- Reference / Material, Towson University Center For The Arts Gallery, Towson, MD
- Chain Reaction, San Francisco Arts Commission Gallery, San Francisco, CA
- a plot of land, Dutton gallery, New York, NY
- Survey of Work by Self-Taught Artists, Greg Kucera, Seattle, WA
- 4x40, Southern Exposure, San Francisco, CA
- Key Figures, Adams Ollman, Portland, OR
- Works of Paper II, ACME. Los Angeles
- Allegorical Procedures: Bay Area Collage, 1950s - Present, Fine Arts Gallery, SFSU, SF, CA
- Artadia 15th Yr Anniversary. Longhouse Projects, New York, NY
- OK Great Thanks, This is ALSO RIDICULOUS, DCKT, New York, NY
- OK Great Thanks, This is SO RIDICULOUS, ACME, Los Angeles, CA
- The Possible, Berkeley Art Museum, Berkeley, CA
- Shorthand, DCKT Contemporary, New York, NY
- Affinity Atlas, Wellin Museum of Art, Hamilton College, NY
- Exceptional Journeys, 3 + 1 ARTE CONTEMPORANEA, Lisbon, Portugal
- Material Deposits, Atlanta Contemporary Art Center, Atlanta, GA
- Bay Area Now 6, Yerba Buena Center for the Arts, San Francisco, CA
- Off Camera, Fleisher/Ollman Gallery, Philadelphia, PA
- Go West, Salt Lake Art Center, Salt Lake City, UT
- Ultrasonic V, Mark Moore Gallery, Santa Monica, CA
- Cutters, Pool Gallery, Berlin, Germany
- Censored Approved, Dolphin Gallery, Kansas City, MO
- Trace Elements, San Francisco Arts Commission Gallery, San Francisco, CA
- It’s Not Us, It’s You, San Jose Institute of Contemporary Art, San Jose, CA
- Lockhart, Sarah (2005-08). "Form/Reform at the OAG". Stretcher. Check date values in:

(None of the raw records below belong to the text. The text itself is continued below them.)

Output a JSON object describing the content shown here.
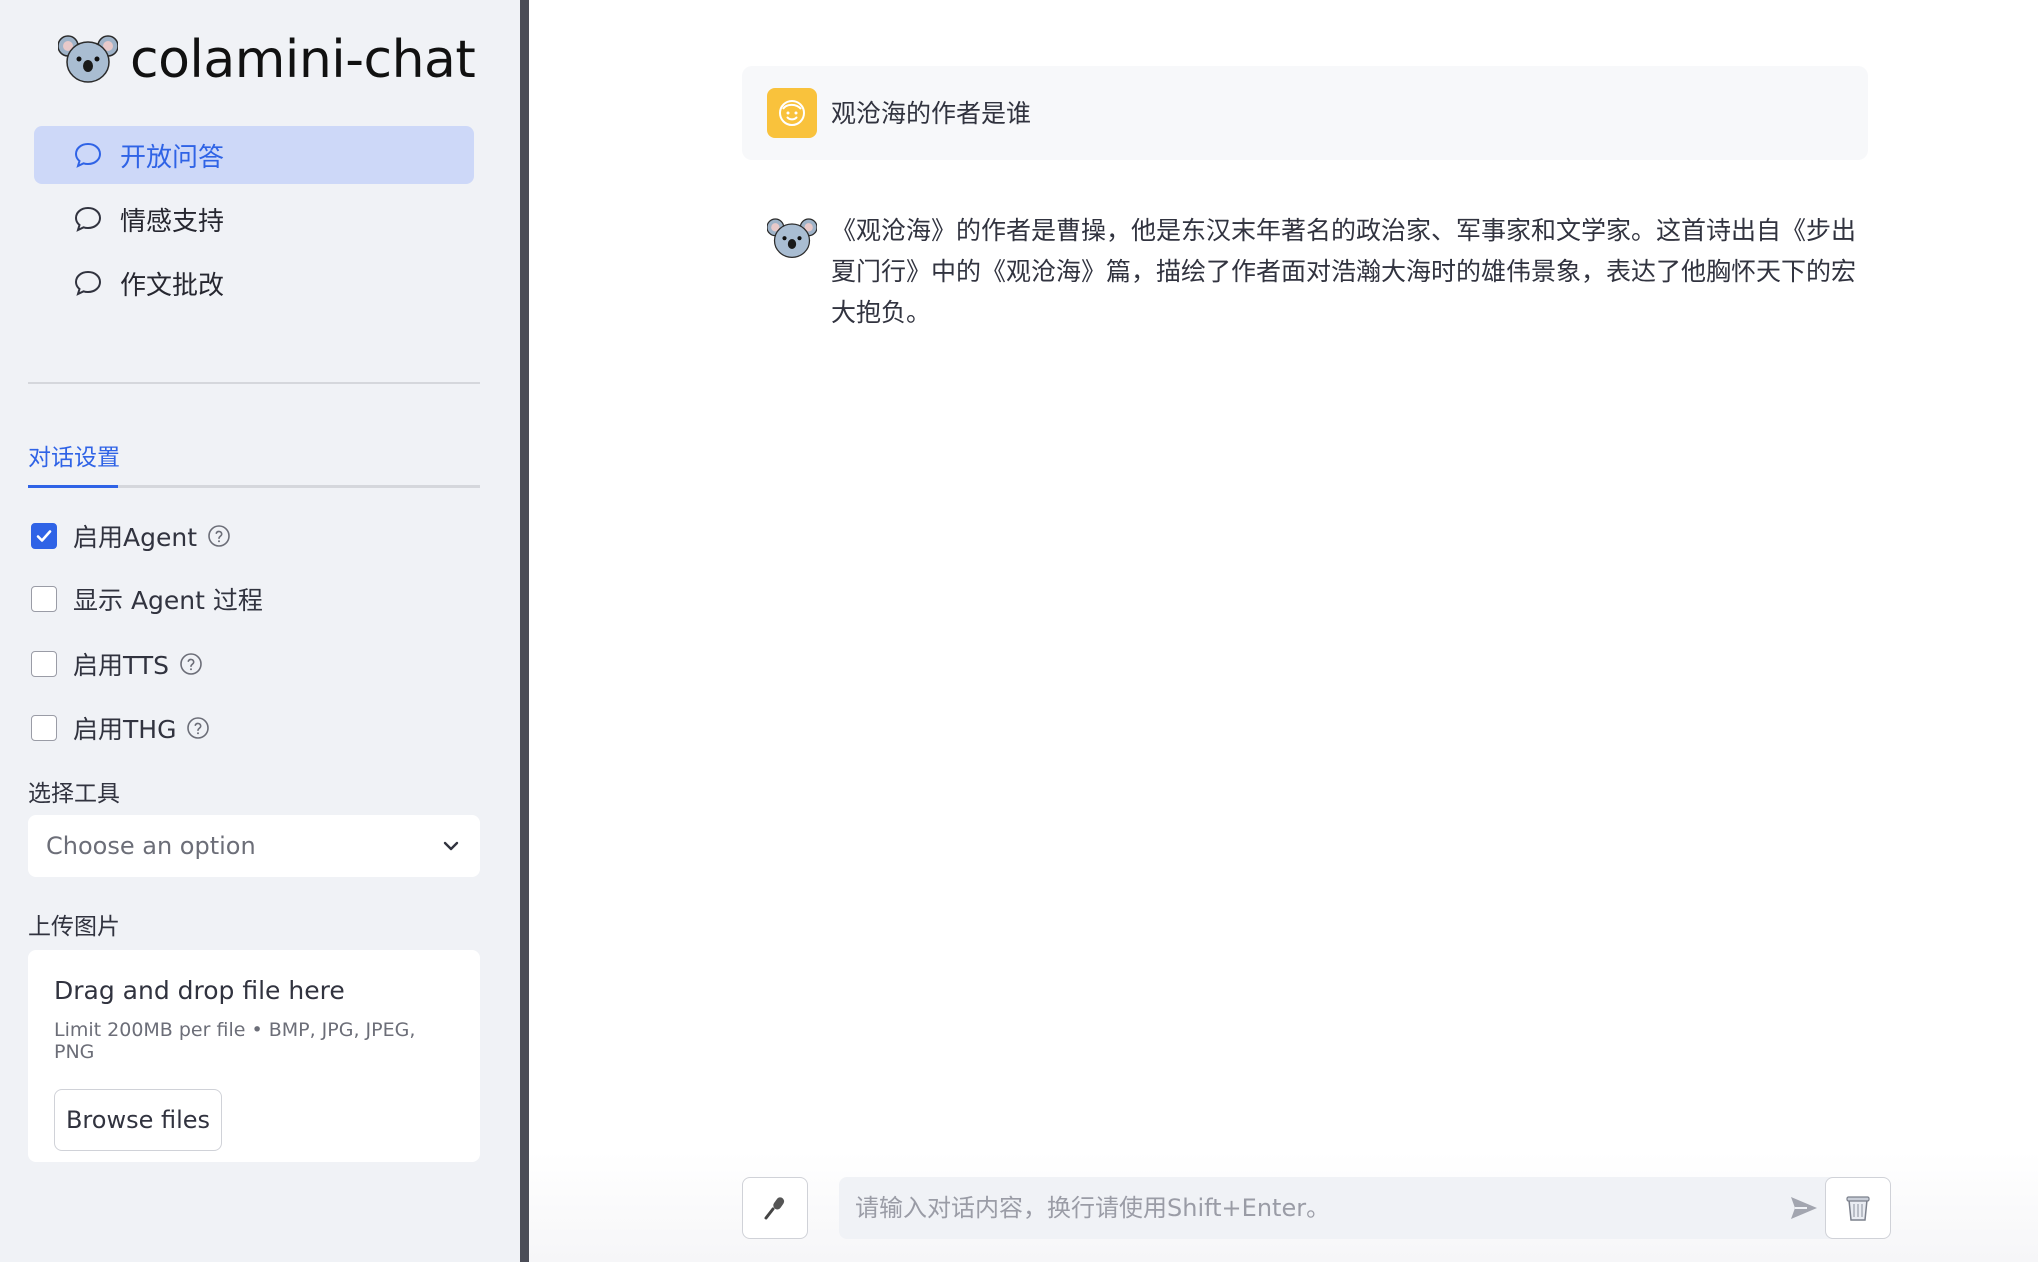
{
  "app": {
    "title": "colamini-chat",
    "logo": "koala-logo-icon"
  },
  "nav": {
    "items": [
      {
        "label": "开放问答",
        "icon": "chat-bubble-icon",
        "active": true
      },
      {
        "label": "情感支持",
        "icon": "chat-bubble-icon",
        "active": false
      },
      {
        "label": "作文批改",
        "icon": "chat-bubble-icon",
        "active": false
      }
    ]
  },
  "settings": {
    "tab_label": "对话设置",
    "options": [
      {
        "label": "启用Agent",
        "checked": true,
        "help": true
      },
      {
        "label": "显示 Agent 过程",
        "checked": false,
        "help": false
      },
      {
        "label": "启用TTS",
        "checked": false,
        "help": true
      },
      {
        "label": "启用THG",
        "checked": false,
        "help": true
      }
    ],
    "tool_label": "选择工具",
    "tool_select_value": "Choose an option",
    "upload_label": "上传图片",
    "upload": {
      "title": "Drag and drop file here",
      "limit": "Limit 200MB per file • BMP, JPG, JPEG, PNG",
      "browse_label": "Browse files"
    }
  },
  "chat": {
    "messages": [
      {
        "role": "user",
        "text": "观沧海的作者是谁"
      },
      {
        "role": "assistant",
        "text": "《观沧海》的作者是曹操，他是东汉末年著名的政治家、军事家和文学家。这首诗出自《步出夏门行》中的《观沧海》篇，描绘了作者面对浩瀚大海时的雄伟景象，表达了他胸怀天下的宏大抱负。"
      }
    ],
    "input_placeholder": "请输入对话内容，换行请使用Shift+Enter。",
    "mic_icon": "microphone-icon",
    "send_icon": "send-icon",
    "clear_icon": "trash-icon"
  },
  "colors": {
    "accent": "#2f63e6",
    "nav_active_bg": "#cdd8f8",
    "sidebar_bg": "#f0f2f6",
    "user_avatar": "#f9c23c"
  }
}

- Silverman, Jessica (2008). "Jessica Silverman Visits Brion Nuda Rosch's Studio". Whitehot Magazine.
- Kunath, Bessie (2009). "New Work: Brion Nuda Rosch". Art Practical.
- Stroebe, Suzanne (2010). "Brion Nuda Rosch's multimedia installation is sprawling yet restrained: Brion Nuda Rosch at DCKT Contemporary". Artcritical.
- Wise, Lloyd (2010). "Brion Nuda Rosch:DCKT Contemporary". Artforum.